BackgroundaaPantothenate-kinase-associated neurodegeneration (PKAN) is an autosomal recessive neurodegenerative disorder that is characterized by progressive extrapyramidal signs, visual loss, and cognitive impairment. PKAN is caused by mutations in the pantothenate kinase gene (PANK2), which is located on chromosome 20p13 and encodes pantothenate kinase, the key regulatory enzyme in coenzyme-A biosynthesis. Case ReportaaIn this report we describe a case of atypical PKAN with a novel PANK2 mutation, presenting with a 10-year history of postural tremor involving both hands. Upon neurological examination, the patient's face was masked and he spoke in a monotonous voice. The patient presented with mild bradykinesia and rigidity that involved all of the extremities. Horizontal saccadic eye movements were slow and fragmented. Brain MRI revealed a typical "eyeof-the-tiger" sign. A mutation analysis revealed three PANK2 mutations: two in exon 3 (Asp 378Gly and Leu385CysfsX13) and one in exon 4 (Arg440Pro). ConclusionsaaParkinsonism is not an unusual presenting symptom in patients with atypical PKAN, and so it is important for physicians to consider PKAN in the differential diagnosis of patients presenting with young-onset parkinsonism.
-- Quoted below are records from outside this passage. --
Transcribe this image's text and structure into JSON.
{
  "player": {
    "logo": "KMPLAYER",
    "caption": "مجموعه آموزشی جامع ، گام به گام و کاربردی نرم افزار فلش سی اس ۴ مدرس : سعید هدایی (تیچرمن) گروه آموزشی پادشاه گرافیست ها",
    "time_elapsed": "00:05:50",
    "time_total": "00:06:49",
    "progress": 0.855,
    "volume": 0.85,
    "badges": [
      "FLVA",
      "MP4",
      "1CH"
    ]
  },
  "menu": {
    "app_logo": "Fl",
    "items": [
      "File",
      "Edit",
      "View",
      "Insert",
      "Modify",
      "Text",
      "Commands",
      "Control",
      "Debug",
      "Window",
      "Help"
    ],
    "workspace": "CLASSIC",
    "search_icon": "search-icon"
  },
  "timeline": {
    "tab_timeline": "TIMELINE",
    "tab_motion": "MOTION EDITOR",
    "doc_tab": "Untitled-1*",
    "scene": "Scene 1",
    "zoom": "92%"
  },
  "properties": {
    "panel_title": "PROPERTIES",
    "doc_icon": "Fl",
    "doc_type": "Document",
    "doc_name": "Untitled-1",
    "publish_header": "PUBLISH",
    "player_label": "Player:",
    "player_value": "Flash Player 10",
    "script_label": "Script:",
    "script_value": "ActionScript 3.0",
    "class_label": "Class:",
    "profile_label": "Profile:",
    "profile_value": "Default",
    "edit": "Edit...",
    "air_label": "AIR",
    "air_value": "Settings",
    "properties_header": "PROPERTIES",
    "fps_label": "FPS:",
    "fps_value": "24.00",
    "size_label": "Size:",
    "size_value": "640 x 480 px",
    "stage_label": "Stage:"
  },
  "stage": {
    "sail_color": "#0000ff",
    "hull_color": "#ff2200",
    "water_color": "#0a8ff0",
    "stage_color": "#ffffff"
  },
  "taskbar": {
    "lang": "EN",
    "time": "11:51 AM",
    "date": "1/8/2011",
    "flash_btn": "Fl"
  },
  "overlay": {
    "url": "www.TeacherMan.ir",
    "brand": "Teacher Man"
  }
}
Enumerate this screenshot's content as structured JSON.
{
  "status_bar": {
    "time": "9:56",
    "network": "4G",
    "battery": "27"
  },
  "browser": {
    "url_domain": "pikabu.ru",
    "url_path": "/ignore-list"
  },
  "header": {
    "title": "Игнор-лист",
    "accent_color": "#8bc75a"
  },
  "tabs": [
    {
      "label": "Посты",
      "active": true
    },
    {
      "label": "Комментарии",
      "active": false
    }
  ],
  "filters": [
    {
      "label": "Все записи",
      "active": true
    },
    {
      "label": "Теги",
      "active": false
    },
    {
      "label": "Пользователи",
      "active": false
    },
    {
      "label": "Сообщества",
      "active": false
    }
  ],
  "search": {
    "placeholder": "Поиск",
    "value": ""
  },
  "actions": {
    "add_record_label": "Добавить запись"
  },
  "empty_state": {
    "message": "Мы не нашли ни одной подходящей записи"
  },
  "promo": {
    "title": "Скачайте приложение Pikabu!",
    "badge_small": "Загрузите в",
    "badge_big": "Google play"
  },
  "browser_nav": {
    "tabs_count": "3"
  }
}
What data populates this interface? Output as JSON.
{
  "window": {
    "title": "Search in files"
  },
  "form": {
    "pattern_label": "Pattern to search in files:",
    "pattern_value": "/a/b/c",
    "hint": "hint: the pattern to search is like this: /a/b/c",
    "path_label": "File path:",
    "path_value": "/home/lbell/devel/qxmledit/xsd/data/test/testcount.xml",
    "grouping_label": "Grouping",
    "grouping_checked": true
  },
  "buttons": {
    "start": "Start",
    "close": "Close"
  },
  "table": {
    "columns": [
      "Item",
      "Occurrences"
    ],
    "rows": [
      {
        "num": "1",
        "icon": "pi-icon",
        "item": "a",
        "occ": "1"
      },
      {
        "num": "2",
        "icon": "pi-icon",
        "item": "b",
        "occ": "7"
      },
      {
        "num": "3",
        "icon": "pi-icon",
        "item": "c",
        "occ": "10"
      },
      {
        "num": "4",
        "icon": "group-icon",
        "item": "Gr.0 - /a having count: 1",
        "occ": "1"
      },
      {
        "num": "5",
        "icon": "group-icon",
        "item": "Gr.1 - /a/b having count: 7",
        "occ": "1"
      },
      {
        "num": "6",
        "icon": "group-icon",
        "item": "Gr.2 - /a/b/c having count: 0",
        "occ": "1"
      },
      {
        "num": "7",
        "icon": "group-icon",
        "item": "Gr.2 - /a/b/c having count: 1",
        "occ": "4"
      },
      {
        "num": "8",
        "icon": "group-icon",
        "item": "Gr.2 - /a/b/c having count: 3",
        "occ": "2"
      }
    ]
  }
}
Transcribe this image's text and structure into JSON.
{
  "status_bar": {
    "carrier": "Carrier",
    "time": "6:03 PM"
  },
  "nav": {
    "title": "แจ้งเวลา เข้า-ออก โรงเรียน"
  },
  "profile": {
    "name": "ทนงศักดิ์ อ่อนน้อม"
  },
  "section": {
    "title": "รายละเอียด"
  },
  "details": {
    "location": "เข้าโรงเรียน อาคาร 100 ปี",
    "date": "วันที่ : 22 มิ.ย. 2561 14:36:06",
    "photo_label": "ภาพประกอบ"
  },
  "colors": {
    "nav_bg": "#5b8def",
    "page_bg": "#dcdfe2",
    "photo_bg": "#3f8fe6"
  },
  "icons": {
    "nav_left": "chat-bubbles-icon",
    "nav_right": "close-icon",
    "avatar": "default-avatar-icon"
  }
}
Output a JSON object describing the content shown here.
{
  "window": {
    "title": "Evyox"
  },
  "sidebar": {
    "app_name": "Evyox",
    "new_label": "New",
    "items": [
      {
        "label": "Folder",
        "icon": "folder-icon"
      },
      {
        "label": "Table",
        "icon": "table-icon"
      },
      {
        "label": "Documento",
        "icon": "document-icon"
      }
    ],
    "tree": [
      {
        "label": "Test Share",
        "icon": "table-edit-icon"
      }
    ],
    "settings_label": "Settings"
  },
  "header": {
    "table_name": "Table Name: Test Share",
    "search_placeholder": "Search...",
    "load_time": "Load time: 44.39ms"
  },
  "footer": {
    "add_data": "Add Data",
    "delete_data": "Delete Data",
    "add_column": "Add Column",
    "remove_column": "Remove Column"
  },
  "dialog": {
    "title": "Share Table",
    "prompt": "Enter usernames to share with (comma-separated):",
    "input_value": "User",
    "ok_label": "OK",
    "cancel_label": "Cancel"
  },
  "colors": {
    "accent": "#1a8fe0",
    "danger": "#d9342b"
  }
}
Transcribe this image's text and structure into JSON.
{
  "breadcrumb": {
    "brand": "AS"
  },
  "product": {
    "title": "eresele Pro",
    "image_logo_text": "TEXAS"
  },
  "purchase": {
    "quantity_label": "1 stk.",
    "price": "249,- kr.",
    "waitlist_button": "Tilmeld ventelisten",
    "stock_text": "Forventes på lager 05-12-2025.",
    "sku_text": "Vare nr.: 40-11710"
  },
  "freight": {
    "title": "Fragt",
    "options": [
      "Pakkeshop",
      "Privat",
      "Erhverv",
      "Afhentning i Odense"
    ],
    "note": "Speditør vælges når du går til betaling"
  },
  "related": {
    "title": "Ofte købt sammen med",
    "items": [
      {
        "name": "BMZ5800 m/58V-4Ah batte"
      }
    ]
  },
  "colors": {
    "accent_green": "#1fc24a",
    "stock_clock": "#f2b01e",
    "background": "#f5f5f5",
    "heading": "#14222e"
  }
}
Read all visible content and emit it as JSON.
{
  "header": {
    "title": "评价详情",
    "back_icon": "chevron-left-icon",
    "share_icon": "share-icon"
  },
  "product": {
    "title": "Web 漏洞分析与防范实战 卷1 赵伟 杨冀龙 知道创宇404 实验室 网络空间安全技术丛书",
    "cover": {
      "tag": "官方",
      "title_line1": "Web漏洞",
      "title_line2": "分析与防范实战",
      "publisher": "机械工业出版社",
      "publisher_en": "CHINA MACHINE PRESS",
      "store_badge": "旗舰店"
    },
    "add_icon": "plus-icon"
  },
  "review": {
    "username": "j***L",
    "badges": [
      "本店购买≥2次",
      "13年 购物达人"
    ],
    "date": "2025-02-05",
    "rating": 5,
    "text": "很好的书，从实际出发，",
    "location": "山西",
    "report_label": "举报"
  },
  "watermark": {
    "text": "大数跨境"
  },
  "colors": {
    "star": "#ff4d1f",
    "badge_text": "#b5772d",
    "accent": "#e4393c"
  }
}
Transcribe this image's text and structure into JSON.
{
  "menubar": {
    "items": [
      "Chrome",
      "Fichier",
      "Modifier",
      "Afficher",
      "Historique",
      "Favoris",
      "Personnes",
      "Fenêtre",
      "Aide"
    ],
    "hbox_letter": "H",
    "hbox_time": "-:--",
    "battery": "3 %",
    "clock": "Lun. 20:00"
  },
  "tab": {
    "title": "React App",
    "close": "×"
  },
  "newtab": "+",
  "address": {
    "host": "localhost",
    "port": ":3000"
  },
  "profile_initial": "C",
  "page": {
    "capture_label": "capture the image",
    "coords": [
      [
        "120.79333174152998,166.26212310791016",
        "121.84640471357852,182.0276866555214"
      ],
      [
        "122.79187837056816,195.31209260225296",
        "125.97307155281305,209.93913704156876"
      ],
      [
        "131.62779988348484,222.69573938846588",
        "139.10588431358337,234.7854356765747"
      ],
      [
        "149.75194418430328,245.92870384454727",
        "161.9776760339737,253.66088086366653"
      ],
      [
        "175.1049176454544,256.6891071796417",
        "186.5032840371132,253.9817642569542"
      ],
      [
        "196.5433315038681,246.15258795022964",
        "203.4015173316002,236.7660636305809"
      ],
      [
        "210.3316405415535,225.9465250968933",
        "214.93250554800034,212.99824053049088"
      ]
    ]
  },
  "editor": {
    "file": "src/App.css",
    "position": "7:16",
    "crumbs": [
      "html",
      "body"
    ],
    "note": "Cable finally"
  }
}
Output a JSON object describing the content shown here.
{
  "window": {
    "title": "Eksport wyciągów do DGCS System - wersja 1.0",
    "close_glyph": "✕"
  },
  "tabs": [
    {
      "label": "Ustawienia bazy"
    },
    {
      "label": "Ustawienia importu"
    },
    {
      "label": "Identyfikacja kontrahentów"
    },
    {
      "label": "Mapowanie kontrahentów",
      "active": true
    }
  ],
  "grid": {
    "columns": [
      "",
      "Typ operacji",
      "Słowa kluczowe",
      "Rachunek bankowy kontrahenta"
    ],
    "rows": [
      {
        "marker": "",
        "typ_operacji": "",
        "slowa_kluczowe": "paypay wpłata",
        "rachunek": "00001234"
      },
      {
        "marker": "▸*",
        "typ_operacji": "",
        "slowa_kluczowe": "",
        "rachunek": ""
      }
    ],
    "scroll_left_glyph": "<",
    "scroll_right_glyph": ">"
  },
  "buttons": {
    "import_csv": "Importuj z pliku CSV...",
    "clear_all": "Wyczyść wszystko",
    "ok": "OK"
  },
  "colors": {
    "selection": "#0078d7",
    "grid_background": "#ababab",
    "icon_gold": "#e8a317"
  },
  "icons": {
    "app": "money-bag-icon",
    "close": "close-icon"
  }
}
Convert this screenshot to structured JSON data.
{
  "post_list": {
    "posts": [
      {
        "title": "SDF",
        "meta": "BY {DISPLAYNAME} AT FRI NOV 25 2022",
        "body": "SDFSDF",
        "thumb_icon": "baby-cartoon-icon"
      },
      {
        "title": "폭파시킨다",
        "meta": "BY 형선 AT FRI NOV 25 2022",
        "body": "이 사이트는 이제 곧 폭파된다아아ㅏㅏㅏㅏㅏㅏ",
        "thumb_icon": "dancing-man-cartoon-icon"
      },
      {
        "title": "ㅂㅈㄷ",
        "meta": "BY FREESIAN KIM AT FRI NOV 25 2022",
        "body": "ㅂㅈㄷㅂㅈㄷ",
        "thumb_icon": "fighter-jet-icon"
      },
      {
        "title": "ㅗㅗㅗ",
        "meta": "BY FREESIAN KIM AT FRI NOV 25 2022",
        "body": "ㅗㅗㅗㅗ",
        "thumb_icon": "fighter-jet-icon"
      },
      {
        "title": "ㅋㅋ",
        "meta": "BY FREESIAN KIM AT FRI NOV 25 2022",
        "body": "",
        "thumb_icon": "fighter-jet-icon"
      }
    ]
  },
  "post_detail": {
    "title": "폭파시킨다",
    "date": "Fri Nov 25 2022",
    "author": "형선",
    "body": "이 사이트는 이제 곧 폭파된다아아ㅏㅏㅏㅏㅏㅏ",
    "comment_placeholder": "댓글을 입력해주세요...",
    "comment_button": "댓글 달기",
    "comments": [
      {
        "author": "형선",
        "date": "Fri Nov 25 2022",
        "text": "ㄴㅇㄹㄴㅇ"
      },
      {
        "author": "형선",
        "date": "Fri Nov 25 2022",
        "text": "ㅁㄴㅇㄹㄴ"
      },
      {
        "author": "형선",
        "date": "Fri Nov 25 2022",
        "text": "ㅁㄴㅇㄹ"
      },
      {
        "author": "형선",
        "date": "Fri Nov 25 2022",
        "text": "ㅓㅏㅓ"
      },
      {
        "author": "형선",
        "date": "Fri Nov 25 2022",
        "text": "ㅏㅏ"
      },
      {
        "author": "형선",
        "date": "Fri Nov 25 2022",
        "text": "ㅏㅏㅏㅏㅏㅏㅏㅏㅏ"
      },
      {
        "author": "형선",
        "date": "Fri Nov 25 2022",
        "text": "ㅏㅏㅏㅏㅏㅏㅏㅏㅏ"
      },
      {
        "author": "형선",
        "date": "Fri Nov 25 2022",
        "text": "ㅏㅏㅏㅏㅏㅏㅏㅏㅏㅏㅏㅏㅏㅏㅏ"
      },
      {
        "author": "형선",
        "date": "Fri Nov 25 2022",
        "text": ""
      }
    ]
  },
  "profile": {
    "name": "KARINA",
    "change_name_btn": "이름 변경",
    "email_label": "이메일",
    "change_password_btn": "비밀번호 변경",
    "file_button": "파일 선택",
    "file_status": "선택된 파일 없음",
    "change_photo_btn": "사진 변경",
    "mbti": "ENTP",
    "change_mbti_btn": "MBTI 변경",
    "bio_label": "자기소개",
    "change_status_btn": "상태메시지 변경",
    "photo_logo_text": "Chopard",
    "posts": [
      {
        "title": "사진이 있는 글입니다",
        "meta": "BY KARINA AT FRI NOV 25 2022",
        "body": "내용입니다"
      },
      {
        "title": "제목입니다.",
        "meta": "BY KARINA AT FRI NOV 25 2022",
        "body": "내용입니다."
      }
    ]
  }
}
All Science Journal Classification (ASJC) codes
- Clinical Neurology